*About this exercise*: If a line below contains the string "name", return that line.

*The input*:
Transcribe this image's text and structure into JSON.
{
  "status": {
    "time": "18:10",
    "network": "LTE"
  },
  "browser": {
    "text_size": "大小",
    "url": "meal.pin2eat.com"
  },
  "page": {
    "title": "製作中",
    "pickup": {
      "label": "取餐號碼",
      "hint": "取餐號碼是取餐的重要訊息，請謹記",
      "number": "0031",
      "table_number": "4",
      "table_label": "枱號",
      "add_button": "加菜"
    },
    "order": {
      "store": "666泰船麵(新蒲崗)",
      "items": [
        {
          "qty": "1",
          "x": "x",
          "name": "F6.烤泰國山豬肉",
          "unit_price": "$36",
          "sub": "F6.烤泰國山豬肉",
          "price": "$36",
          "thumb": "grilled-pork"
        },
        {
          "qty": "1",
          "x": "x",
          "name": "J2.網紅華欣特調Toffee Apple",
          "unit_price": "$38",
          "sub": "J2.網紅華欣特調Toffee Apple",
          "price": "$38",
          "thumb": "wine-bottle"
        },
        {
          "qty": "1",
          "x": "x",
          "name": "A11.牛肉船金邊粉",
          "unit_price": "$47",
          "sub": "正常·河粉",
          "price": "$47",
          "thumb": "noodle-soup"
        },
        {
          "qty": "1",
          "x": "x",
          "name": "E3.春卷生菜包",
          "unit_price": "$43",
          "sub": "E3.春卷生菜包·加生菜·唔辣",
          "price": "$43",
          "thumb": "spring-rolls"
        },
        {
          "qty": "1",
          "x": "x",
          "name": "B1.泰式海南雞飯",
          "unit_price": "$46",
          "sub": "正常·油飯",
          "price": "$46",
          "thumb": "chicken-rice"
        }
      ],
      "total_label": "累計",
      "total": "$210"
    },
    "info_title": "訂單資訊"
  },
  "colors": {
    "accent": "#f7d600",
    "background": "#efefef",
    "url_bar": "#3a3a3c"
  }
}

*Solution*:
          "name": "F6.烤泰國山豬肉",
          "name": "J2.網紅華欣特調Toffee Apple",
          "name": "A11.牛肉船金邊粉",
          "name": "E3.春卷生菜包",
          "name": "B1.泰式海南雞飯",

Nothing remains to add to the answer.